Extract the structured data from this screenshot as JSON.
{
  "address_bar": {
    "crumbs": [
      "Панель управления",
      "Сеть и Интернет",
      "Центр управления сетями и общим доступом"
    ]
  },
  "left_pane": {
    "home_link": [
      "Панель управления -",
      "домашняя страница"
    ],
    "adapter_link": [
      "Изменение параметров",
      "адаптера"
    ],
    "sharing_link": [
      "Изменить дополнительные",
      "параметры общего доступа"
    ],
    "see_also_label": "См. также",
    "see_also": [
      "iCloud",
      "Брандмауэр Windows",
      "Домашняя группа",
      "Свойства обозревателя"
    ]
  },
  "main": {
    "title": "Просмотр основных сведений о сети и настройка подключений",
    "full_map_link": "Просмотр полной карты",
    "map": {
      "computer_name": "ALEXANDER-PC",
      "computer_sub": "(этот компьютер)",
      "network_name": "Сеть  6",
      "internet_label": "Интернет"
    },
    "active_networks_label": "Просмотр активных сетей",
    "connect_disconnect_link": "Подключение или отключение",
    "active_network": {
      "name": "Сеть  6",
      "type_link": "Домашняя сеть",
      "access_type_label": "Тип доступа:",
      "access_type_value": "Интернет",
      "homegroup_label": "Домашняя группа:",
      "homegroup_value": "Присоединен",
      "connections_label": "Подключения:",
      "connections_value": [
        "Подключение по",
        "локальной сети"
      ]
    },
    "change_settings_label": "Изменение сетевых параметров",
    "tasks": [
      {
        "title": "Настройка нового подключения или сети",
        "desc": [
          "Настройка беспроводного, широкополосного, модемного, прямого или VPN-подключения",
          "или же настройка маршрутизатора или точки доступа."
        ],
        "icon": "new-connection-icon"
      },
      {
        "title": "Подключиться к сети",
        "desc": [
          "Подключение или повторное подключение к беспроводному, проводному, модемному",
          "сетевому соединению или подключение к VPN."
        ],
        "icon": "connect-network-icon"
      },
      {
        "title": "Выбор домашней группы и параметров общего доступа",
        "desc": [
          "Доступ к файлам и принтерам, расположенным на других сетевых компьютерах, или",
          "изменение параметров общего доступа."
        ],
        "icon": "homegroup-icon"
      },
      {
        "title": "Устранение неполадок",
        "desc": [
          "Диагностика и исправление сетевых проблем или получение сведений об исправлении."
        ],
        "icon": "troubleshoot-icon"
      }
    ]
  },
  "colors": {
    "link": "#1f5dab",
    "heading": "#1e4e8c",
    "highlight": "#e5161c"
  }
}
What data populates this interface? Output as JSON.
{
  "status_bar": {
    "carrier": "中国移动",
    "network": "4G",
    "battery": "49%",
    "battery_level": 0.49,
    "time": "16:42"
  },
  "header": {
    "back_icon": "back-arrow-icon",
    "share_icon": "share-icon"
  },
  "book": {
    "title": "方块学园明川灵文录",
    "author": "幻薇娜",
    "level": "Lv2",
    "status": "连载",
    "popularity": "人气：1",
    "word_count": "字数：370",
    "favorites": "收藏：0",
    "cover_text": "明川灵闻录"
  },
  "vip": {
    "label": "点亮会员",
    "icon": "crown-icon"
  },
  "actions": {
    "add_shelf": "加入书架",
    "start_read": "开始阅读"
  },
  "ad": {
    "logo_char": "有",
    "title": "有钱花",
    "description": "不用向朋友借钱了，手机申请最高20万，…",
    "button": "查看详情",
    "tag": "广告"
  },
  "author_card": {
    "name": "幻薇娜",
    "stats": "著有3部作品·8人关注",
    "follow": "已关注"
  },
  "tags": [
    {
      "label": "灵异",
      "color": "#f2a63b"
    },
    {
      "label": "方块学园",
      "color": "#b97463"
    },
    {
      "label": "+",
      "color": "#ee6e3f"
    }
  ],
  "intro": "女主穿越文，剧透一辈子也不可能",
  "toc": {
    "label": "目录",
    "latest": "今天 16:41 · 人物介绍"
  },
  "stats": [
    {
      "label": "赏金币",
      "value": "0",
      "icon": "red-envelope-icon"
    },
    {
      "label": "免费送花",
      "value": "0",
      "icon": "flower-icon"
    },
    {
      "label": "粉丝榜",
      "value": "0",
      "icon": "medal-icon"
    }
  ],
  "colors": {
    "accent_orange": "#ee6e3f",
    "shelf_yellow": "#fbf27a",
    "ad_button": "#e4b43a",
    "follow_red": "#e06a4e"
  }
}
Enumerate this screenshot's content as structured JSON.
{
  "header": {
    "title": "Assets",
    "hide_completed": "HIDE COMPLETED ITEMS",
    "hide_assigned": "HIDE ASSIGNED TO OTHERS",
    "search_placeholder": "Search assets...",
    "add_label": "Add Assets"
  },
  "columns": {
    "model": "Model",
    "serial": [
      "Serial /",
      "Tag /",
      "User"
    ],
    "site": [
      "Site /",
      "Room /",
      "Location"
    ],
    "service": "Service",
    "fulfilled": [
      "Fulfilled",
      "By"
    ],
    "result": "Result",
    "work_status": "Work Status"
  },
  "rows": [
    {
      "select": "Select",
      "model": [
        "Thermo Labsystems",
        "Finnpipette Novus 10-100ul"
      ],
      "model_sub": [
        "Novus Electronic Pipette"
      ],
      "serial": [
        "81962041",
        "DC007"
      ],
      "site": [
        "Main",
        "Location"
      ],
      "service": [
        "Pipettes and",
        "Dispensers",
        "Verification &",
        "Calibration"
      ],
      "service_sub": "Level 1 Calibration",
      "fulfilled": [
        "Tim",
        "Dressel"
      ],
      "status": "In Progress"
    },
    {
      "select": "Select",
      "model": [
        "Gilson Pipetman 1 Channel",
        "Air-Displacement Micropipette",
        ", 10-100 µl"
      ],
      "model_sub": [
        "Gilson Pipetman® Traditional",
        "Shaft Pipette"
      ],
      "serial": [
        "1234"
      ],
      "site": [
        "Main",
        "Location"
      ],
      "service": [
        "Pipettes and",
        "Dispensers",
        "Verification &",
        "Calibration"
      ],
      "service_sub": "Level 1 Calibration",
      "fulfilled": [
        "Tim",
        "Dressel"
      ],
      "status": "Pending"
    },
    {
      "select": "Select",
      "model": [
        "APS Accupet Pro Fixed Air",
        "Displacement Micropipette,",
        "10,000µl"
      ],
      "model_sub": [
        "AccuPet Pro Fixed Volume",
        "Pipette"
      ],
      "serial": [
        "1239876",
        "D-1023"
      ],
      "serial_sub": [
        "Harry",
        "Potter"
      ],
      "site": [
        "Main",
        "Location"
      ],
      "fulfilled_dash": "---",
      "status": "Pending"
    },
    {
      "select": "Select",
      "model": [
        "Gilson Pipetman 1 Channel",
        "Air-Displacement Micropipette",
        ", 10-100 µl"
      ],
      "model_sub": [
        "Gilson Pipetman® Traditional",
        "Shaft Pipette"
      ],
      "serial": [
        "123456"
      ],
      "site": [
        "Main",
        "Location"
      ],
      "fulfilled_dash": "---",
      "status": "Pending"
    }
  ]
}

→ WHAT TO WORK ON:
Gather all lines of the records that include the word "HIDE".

→ THE ANSWER:
    "hide_completed": "HIDE COMPLETED ITEMS",
    "hide_assigned": "HIDE ASSIGNED TO OTHERS",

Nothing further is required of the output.